U.S. stock index futures rose on Monday, building on three sessions of gains, though developments in Japan and Libya remained in view, suggesting further volatility ahead.
Reports of soaring radiation levels at a damaged nuclear plant in Japan renewed worries over the country's reactors after an earthquake and tsunami, though Nikkei futures began to recover.
In the Middle East and North Africa, violence spread as rebels in Libya pushed west over the weekend to retake a series of towns from the forces of Muammar Gaddafi. In Syria, President Bashar al-Assad deployed the army in the country's main port of Latakia for the first time after nearly two weeks of protests spread across the country.
The issues surrounding Japan's nuclear disaster and civil unrest have pressured markets in recent weeks, and while much of those losses have been recouped, the volume of trade has been limited as investors continue to watch headlines closely for trading cues.
Those issues are still lingering with the market, though I don't think as much attention is being paid as two weeks ago, said Robert Pavlik, chief market strategist at Banyan Partners LLC in Palm Beach Gardens, Florida. There's more confidence now that we've recovered from the drop we saw on the news.
Market participants are also looking ahead to February personal income and consumption data, due at 8:30 a.m.. Income is seen rising 0.4 percent while consumption is seen rising 0.6 percent.
S&P 500 futures rose 2.8 points and were above fair value, a formula that evaluates pricing by taking into account interest rates, dividends and time to expiration on the contract. Dow Jones industrial average futures added 21 points and Nasdaq 100 futures rose 8 points.

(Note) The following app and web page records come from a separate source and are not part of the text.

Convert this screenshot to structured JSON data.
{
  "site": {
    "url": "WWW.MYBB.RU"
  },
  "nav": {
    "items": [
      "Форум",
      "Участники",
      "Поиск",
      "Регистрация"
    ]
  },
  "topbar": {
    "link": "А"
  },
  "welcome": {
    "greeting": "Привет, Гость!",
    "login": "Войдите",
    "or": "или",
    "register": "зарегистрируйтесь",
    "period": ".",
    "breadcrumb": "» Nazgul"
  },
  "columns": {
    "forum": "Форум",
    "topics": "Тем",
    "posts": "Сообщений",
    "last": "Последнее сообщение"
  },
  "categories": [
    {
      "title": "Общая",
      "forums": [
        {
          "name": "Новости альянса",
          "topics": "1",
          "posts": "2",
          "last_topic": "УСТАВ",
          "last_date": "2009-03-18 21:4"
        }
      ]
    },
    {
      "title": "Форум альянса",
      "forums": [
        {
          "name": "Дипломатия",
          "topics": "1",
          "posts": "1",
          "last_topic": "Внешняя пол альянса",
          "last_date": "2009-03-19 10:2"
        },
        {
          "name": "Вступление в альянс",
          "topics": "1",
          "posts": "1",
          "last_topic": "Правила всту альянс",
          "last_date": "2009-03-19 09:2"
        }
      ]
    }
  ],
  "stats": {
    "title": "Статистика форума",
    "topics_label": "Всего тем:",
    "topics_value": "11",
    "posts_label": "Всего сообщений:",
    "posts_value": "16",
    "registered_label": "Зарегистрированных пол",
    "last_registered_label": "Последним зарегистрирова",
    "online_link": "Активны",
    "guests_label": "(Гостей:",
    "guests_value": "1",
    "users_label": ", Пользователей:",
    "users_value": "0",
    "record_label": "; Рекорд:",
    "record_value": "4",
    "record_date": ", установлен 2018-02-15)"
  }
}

Robert W. Baird upgraded a number of telecom companies to outperform, including Dow components AT&T Inc
U.S.-listed shares of Nokia Corp
Eastman Kodak Co
U.S. pending home sales for February, due from the National Association of Realtors at 10 a.m., are seen falling by 1 percent after a string of weaker-than-expected data for the battered housing sector.
A strong forecast from Oracle Corp
(Editing by Padraic Cassidy)